A thousand Andy Warhol sketches are for sale, each costing $250. But 999 are forgeries. Only one is real.
This is the latest artistic concept released by Brooklyn-based collective MSCHF, known for its provocative and viral creations.
This particular exhibition is called "Museum of Forgeries" and is based on a sketch done by Andy Warhol titled "Fairies." It consists of three nude fairies playing with a jump rope and was sold by Christie's in April of 2016 for $8,125.
The sketch is now worth approximately $20,000, according to Daniel Greenberg, chief revenue officer of MSCHF.
That means one lucky person will make $19,750, while 999 others will get a pretty decent forgery. However, the real winner will be MSCHF. If they sell all the paintings, they'll bring in about $250,000 of revenue.
Despite having a C-suite, employees at MSCHF are reluctant to call themselves a company and instead have self-branded as a "next-generation street art collective." They create products and experiences that ignite social commentary through art and luxury fashion.
MSCHF hopes its "Museum of Forgeries" will make a splash by pointing out the pretentiousness of art collectors and the arbitrary value of great works of art.
"Ubiquity is the darkness in which novelty and the avant-garde die their truest deaths.
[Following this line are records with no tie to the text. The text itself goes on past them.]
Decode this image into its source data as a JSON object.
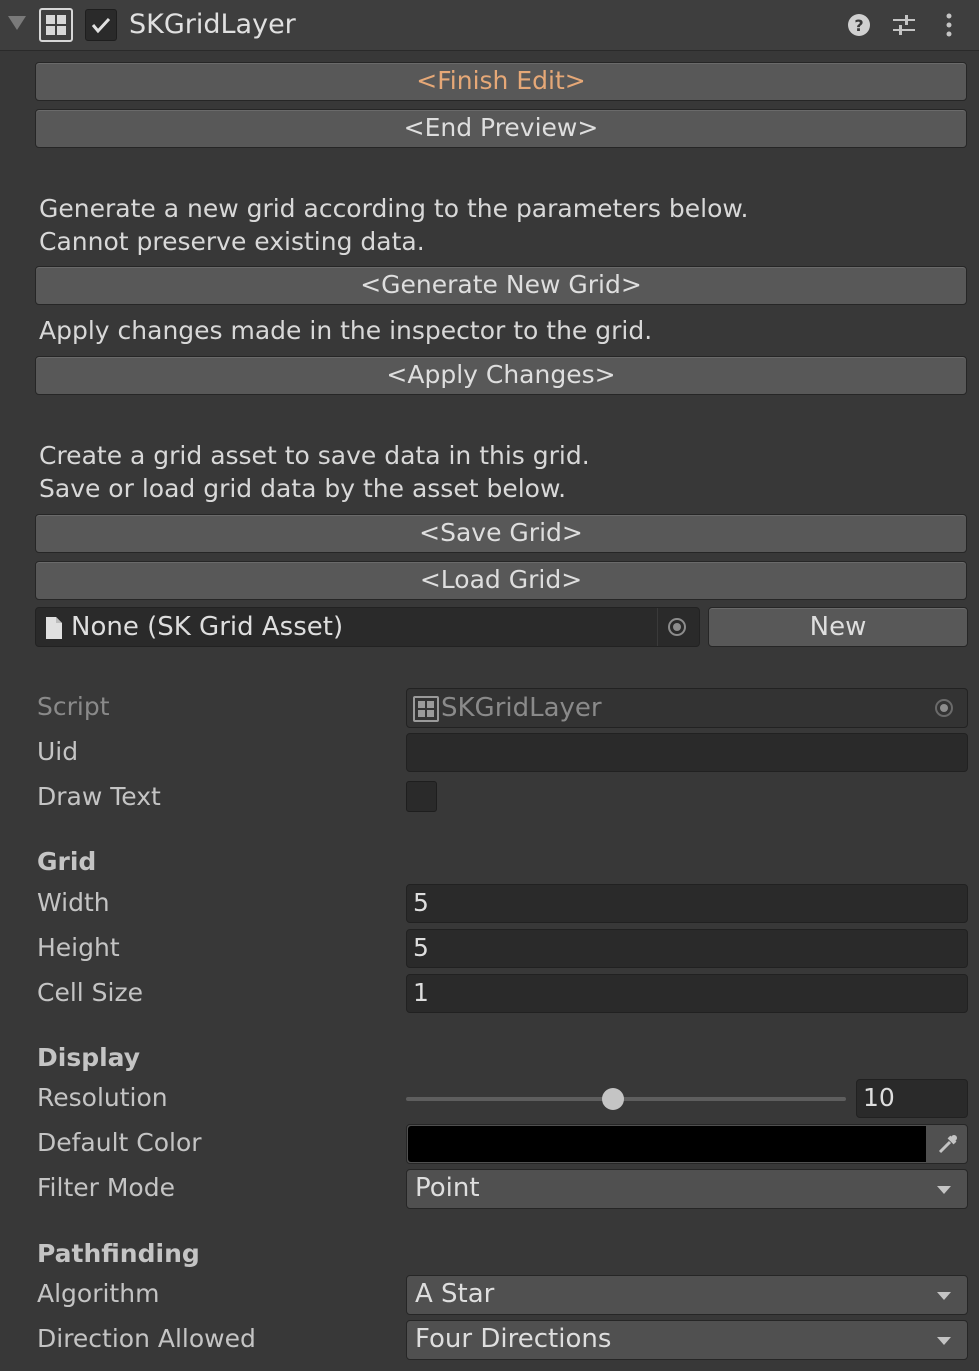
{
  "header": {
    "component_name": "SKGridLayer",
    "icons": [
      "foldout-arrow-icon",
      "grid-component-icon",
      "enabled-checkbox-icon",
      "help-icon",
      "preset-icon",
      "more-menu-icon"
    ]
  },
  "buttons": {
    "finish_edit": "<Finish Edit>",
    "end_preview": "<End Preview>",
    "generate_new_grid": "<Generate New Grid>",
    "apply_changes": "<Apply Changes>",
    "save_grid": "<Save Grid>",
    "load_grid": "<Load Grid>",
    "new": "New"
  },
  "help_text": {
    "generate_line1": "Generate a new grid according to the parameters below.",
    "generate_line2": "Cannot preserve existing data.",
    "apply": "Apply changes made in the inspector to the grid.",
    "asset_line1": "Create a grid asset to save data in this grid.",
    "asset_line2": "Save or load grid data by the asset below."
  },
  "asset_field": {
    "value": "None (SK Grid Asset)"
  },
  "properties": {
    "script": {
      "label": "Script",
      "value": "SKGridLayer"
    },
    "uid": {
      "label": "Uid",
      "value": ""
    },
    "draw_text": {
      "label": "Draw Text",
      "checked": false
    }
  },
  "grid_section": {
    "header": "Grid",
    "width": {
      "label": "Width",
      "value": "5"
    },
    "height": {
      "label": "Height",
      "value": "5"
    },
    "cell_size": {
      "label": "Cell Size",
      "value": "1"
    }
  },
  "display_section": {
    "header": "Display",
    "resolution": {
      "label": "Resolution",
      "value": "10",
      "slider_fraction": 0.47
    },
    "default_color": {
      "label": "Default Color",
      "color": "#000000"
    },
    "filter_mode": {
      "label": "Filter Mode",
      "value": "Point"
    }
  },
  "pathfinding_section": {
    "header": "Pathfinding",
    "algorithm": {
      "label": "Algorithm",
      "value": "A Star"
    },
    "direction_allowed": {
      "label": "Direction Allowed",
      "value": "Four Directions"
    }
  },
  "colors": {
    "background": "#383838",
    "accent_orange": "#e6a877",
    "button": "#585858",
    "field": "#2a2a2a"
  }
}
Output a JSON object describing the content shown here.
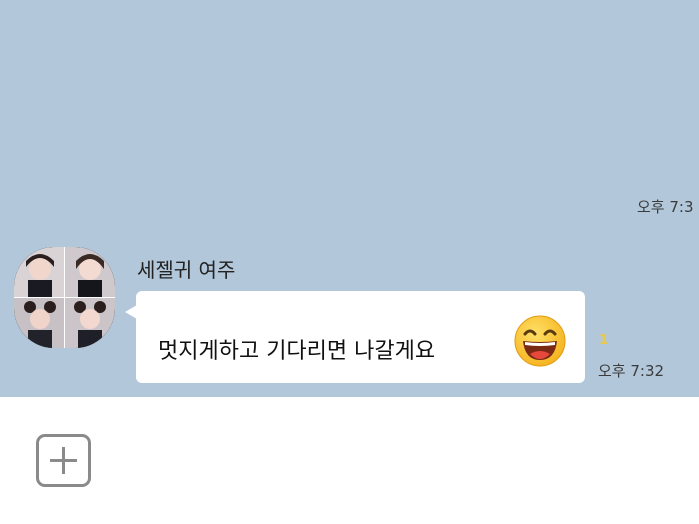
{
  "chat": {
    "previous_time": "오후 7:3",
    "sender_name": "세젤귀 여주",
    "message_text": "멋지게하고 기다리면 나갈게요",
    "unread_count": "1",
    "message_time": "오후 7:32",
    "emoji_icon": "grinning-face-icon"
  },
  "colors": {
    "chat_background": "#b2c7da",
    "bubble": "#ffffff",
    "unread_badge": "#e8c94a"
  },
  "input_bar": {
    "attach_icon": "plus-icon"
  }
}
More than slashed canvas or burned pages, democratization of access or ownership destroys any work premised on exclusivity," says MSCHF on its site.
By making valuable art accessible to regular people, the collective is slashing the notion that only the elite can own famous works of art.
"By burying a needle in a needlestack, we render the original as much a forgery as any of our replications," writes MSCHF.
The art collective used a complex process to generate the forgeries involving a precise machine-generated replication on paper and aging the paper to match the original. The artists then mixed the hundreds of copies in a pile with the authentic sketch and put a thousand of them online for sale.
After all, would most people be able to tell the difference?
A Million Dollar Puzzle and Satan Shoes
In the past, MSCHF has launched big hits like "The 1 Million Dollar Puzzle," where people who purchased it could win between 25 cents to $1,000,000. They just had to complete the puzzle, a massive QR code that they can scan.
This year, MSCHF collaborated with rapper Lil Nas X on the incendiary Satan Shoes, a modified version of Nike Air Max 97s with satanic symbolism. Only 666 pairs went on sale for $1,018, a reference to Luke 10:18, a Bible verse about Satan's fall from heaven. The shoes immediately sold out, according to MSCHF.
Then came a lawsuit from Nike and some social media fury.
Nike Satan Shoes lawsuit: Lil Nas X's Satan Shoes voluntarily recalled as part of Nike lawsuit settlement
The sale of Lil Nas X's incendiary Satan Shoes came to a halt after Nike was granted a temporary restraining order against MSCHF, meaning MSCHF couldn't fulfill the shoe orders.
"people make customs all the time, it’s never been a problem," Lil Nas X tweeted. "nike only stopped the sell of the shoe because a powerful group of people pushed them to do so."
Nike eventually reached a settlement with MSCHF and announced in a statement to USA TODAY that it will buy back any Satan Shoes at their original retail price in order to remove the product from circulation.
Bryan Alexander of USA TODAY contributed.
Reach reporter Michelle Shen on Twitter @michelle_shen10 .
This article originally appeared on USA TODAY: Andy Warhol sketches are for sale for $250 each. Only one is real